* What is expected: Look through the entries below. Report each line that has the word "color" in it.

Element data from apps and pages:
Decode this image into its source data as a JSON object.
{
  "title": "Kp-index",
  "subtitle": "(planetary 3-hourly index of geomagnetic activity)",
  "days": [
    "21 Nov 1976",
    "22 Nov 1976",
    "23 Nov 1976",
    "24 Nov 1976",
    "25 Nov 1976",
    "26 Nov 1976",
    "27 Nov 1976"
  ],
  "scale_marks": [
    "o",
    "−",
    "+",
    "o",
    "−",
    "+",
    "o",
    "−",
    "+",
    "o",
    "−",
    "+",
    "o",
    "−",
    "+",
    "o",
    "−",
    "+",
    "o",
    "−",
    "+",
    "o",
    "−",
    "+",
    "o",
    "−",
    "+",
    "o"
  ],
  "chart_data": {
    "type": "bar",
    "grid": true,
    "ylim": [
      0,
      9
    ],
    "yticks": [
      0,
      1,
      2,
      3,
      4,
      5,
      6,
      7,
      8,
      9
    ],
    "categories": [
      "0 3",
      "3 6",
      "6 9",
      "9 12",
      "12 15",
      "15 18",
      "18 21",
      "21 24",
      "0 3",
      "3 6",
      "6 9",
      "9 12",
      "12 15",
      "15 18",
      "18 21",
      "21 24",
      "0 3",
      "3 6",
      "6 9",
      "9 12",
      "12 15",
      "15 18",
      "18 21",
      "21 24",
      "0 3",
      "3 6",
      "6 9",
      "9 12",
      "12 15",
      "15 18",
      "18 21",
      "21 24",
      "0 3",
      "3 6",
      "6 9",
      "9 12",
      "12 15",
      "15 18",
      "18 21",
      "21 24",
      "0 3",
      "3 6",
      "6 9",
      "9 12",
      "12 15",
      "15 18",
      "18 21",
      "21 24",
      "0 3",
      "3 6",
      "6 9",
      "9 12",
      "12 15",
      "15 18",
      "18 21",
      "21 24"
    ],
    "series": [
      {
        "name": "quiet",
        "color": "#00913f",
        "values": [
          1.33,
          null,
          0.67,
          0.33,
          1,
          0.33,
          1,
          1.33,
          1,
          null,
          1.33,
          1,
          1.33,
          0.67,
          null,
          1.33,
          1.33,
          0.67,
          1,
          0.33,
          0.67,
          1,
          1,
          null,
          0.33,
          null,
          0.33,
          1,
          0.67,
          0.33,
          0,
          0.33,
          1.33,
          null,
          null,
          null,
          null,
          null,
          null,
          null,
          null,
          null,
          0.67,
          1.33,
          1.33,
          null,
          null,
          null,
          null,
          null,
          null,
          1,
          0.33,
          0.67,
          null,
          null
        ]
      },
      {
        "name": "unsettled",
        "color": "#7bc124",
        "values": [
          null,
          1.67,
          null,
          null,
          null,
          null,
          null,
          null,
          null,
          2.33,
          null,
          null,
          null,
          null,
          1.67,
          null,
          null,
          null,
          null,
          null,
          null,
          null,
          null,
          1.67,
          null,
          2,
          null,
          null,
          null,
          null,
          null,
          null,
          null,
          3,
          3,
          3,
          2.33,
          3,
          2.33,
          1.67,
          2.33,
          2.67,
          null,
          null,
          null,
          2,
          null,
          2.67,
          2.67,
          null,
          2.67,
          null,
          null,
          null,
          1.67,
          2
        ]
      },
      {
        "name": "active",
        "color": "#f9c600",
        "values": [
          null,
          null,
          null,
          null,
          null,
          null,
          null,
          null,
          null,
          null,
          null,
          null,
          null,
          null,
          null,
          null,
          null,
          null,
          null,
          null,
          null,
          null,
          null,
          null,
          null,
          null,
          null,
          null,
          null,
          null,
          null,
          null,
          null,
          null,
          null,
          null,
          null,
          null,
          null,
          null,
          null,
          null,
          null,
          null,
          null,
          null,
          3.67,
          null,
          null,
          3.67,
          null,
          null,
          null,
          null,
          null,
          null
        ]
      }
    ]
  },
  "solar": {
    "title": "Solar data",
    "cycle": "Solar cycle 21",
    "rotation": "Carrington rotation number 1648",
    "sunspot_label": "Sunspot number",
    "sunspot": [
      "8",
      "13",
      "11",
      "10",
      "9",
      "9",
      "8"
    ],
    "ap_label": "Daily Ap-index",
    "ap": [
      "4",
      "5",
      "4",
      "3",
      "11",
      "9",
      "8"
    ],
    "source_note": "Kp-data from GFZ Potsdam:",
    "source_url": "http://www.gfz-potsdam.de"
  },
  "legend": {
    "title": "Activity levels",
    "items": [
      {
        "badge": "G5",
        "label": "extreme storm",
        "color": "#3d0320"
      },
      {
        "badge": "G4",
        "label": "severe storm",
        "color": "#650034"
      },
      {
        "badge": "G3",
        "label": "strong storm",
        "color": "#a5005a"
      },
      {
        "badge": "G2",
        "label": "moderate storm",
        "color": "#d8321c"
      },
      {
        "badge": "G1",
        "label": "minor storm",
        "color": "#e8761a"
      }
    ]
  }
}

* Answer for this exercise:
        "color": "#00913f",
        "color": "#7bc124",
        "color": "#f9c600",
        "color": "#3d0320"
        "color": "#650034"
        "color": "#a5005a"
        "color": "#d8321c"
        "color": "#e8761a"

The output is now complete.